This review was written for Pop Culture Leftovers (PCL) and is featured as a Critic Review for PCL on Rotten Tomatoes. PCL was kind enough to allow me to showcase this review on my own website, but I encourage everyone to visit their site for reviews by other writers, and the Pop Culture Leftovers Podcast for which they are primarily known.
After moving to a coastal city in Mexico, Mia (Sophie Nélisse) tags along with her sister, Sasha (Corinne Foxx), and her two new friends, Alexa (Brianne Tju) and Nicole (Sistine Rose Stallone) as they sneak into a recently discovered Mayan city beneath the water. With the intent to explore the tunnels, they find themselves among more than just a sunken ancient native culture.
Director Johannes Roberts returns to this young franchise with more tension, claustrophobia, and action in this sequel to 47 Meters Down (2017), but that’s as far as it goes, giving audiences more of the same. This movie does not provide anything new or innovative to the creature feature genre. Its straightforward and overly predictable plot delivers what fans expect and that is perfectly fine. Even with these foreseeable moments, the movie does a great job at setting an uncomfortable and tense feeling as you wait for what is undoubtedly going to happen.

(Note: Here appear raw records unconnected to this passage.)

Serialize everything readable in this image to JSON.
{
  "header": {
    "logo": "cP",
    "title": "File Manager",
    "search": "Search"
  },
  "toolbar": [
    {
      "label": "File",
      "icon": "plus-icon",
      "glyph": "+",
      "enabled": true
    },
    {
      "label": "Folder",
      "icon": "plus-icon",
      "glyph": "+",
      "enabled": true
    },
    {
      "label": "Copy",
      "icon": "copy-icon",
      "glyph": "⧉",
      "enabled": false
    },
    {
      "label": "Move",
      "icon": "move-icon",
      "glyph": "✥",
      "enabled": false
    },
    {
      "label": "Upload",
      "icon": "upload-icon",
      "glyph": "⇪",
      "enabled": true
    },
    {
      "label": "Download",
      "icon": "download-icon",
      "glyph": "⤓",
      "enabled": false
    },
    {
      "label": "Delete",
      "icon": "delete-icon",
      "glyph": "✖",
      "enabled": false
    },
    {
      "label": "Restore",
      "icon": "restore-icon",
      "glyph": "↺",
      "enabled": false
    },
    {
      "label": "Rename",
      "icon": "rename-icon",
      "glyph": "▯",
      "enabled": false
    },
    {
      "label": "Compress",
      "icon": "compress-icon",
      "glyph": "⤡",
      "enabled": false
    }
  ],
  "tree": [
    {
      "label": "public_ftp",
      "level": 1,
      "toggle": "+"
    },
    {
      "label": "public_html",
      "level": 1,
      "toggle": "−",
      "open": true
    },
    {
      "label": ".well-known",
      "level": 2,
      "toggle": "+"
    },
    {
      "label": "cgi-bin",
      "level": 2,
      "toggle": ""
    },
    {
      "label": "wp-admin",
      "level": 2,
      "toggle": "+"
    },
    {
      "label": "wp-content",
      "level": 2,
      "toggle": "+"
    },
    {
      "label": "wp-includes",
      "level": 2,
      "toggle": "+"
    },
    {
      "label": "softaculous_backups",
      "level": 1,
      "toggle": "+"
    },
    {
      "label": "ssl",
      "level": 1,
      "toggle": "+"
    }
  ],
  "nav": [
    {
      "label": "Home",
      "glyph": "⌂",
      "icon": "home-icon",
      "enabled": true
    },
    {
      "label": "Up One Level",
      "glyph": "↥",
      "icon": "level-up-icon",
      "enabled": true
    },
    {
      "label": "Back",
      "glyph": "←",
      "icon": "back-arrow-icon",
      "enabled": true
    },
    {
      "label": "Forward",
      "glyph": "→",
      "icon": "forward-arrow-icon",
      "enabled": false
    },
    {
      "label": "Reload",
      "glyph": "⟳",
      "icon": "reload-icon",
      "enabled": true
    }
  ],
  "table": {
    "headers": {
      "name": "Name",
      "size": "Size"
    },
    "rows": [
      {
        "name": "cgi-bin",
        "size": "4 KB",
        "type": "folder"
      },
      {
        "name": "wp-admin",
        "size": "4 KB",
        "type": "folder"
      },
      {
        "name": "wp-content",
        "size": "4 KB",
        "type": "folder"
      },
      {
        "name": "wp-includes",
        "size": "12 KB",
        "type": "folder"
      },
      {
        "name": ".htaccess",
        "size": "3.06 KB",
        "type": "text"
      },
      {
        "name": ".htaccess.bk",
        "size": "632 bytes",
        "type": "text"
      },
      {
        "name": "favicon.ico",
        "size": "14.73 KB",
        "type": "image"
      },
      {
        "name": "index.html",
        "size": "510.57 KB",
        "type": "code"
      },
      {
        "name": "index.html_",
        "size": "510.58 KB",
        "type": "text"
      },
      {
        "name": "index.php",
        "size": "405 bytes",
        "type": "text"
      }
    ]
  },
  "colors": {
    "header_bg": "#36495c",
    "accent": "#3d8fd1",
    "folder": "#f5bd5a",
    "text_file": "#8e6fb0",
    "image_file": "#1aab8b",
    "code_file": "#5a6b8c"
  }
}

Some jump scares are thrown in, but overall, the fear factor is mainly connected to the unknown of being helpless from all directions and that feeling is played out exceptionally well through out this movie. Some scenes are more focused on smaller underwater tunnels where a shark realistically couldn’t travel, yet the chosen camera angles add a claustrophobic tension and because of this, no location in this Mayan city feels safe. With a budget over twice the amount as the previous, this movie appears to have a stronger focus on the action and CGI.

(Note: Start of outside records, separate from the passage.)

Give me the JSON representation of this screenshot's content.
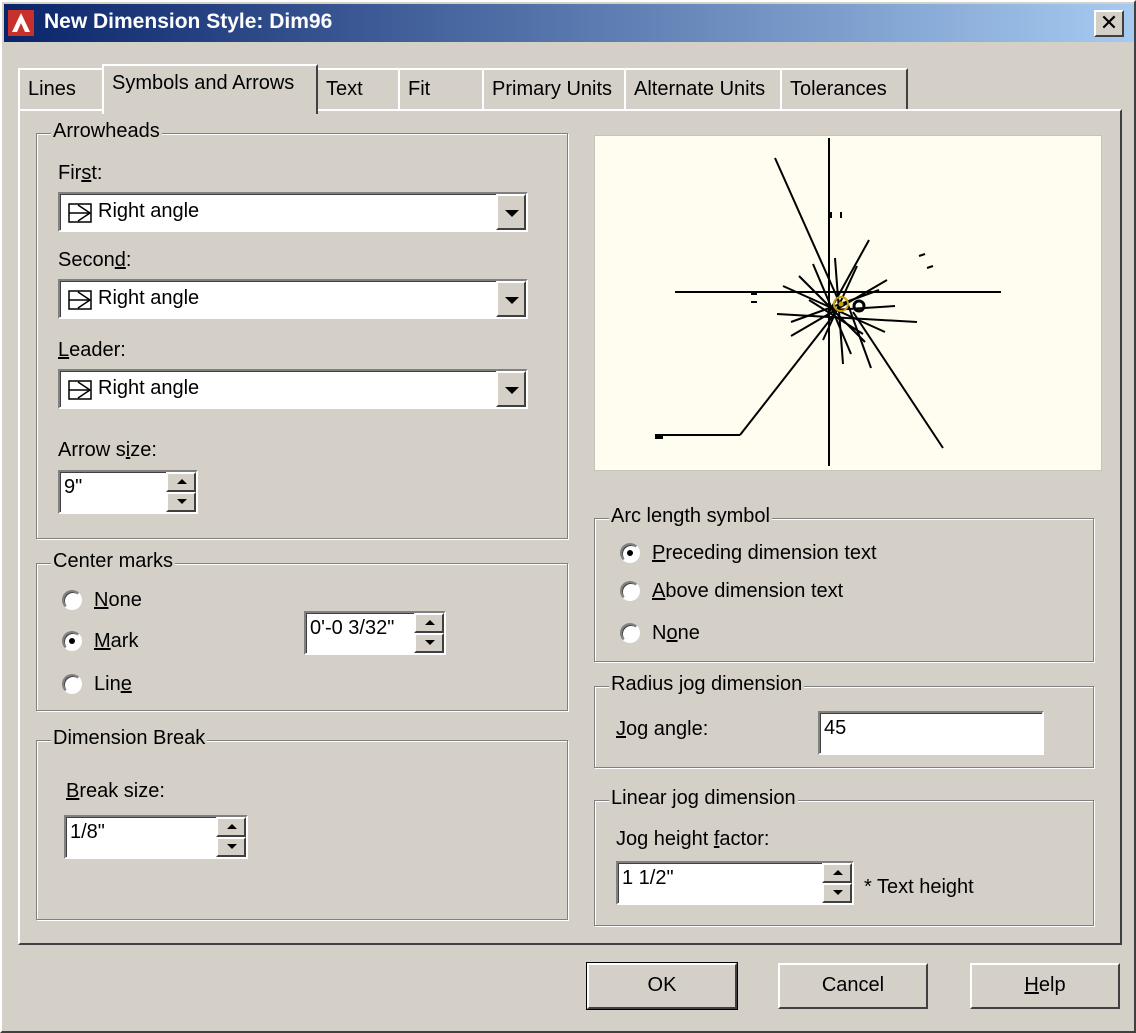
{
  "window": {
    "title": "New Dimension Style: Dim96",
    "close_label": "✕"
  },
  "tabs": [
    {
      "label": "Lines"
    },
    {
      "label": "Symbols and Arrows"
    },
    {
      "label": "Text"
    },
    {
      "label": "Fit"
    },
    {
      "label": "Primary Units"
    },
    {
      "label": "Alternate Units"
    },
    {
      "label": "Tolerances"
    }
  ],
  "arrowheads": {
    "group_label": "Arrowheads",
    "first": {
      "label_pre": "Fir",
      "label_key": "s",
      "label_post": "t:",
      "value": "Right angle"
    },
    "second": {
      "label_pre": "Secon",
      "label_key": "d",
      "label_post": ":",
      "value": "Right angle"
    },
    "leader": {
      "label_pre": "",
      "label_key": "L",
      "label_post": "eader:",
      "value": "Right angle"
    },
    "arrow_size": {
      "label_pre": "Arrow s",
      "label_key": "i",
      "label_post": "ze:",
      "value": "9\""
    }
  },
  "center_marks": {
    "group_label": "Center marks",
    "none": {
      "label_key": "N",
      "label_post": "one",
      "selected": false
    },
    "mark": {
      "label_key": "M",
      "label_post": "ark",
      "selected": true
    },
    "line": {
      "label_pre": "Lin",
      "label_key": "e",
      "selected": false
    },
    "size_value": "0'-0 3/32\""
  },
  "dimension_break": {
    "group_label": "Dimension Break",
    "break_size": {
      "label_key": "B",
      "label_post": "reak size:",
      "value": "1/8\""
    }
  },
  "arc_length": {
    "group_label": "Arc length symbol",
    "preceding": {
      "label_key": "P",
      "label_post": "receding dimension text",
      "selected": true
    },
    "above": {
      "label_key": "A",
      "label_post": "bove dimension text",
      "selected": false
    },
    "none": {
      "label_pre": "N",
      "label_key": "o",
      "label_post": "ne",
      "selected": false
    }
  },
  "radius_jog": {
    "group_label": "Radius jog dimension",
    "jog_angle": {
      "label_key": "J",
      "label_post": "og angle:",
      "value": "45"
    }
  },
  "linear_jog": {
    "group_label": "Linear jog dimension",
    "jog_height": {
      "label_pre": "Jog height ",
      "label_key": "f",
      "label_post": "actor:",
      "value": "1 1/2\"",
      "suffix": "* Text height"
    }
  },
  "buttons": {
    "ok": "OK",
    "cancel": "Cancel",
    "help_key": "H",
    "help_post": "elp"
  }
}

Where as the original movie took awhile to present the shark infested terror, this movie wastes no time in getting to the suspenseful watery abyss that people want to see. The shark encounters appear for about half of the movie, perhaps more. Unfortunately, the CGI wasn’t as consistent as the sharks’ hunger. Some scenes had visually less believable sharks swimming around, while others felt quite realistic. The inconsistency was noticeable, but for a movie created with a $12 million budget, the overall quality is impressive.
Probably due to the budget, this movie has an incredibly small cast. Some scenes have crowds of extras, but the main and supporting cast could be counted on both hands. As far as the performances go, nobody really stands out, but they aren’t disappointing either. With the exception of John Corbett and Nia Long, who play the sisters’ parents, this is a relatively unknown core cast of young women, but given that experience factor, they have a lot of potential going forward. Everyone is believable as the characters they portray, but the dialogue within this movie is rather weak and comes off as early draft quality that never went through revisions. This is no fault of the actors, who do what they can with the script given to them.
Beyond the dialogue, this movie really relied on audiences taking everything at face value and not thinking too hard about the logical factors of some things, which are merely there to either progress the story or allow interaction among the characters. Specifically, the use of scuba masks that do not cover the actors ears, but somehow allow them to communicate with each other clearly is a bit puzzling. This very same concept was used in the original movie, so it isn’t that surprising to see it return. Other than that audible conundrum and a brief question of feasible biology, the characters were, at times, hard to distinguish between and that caused a bit of confusion during character interactions until their identities were more clear.
47 Meters Down: Uncaged undoubtedly has a handful of problems, ranging from the weak dialogue, illogical use of scuba gear, and at times mediocre CGI, but despite all of that, this young female driven cast provides a fun ride into a short told story of survival among these apex predators. Looking past all of the flaws, this is by definition a “B movie” and provides a satisfying take on the creature feature genre. It isn’t for everyone, but those with a piqued interest will find themselves entertained by the end.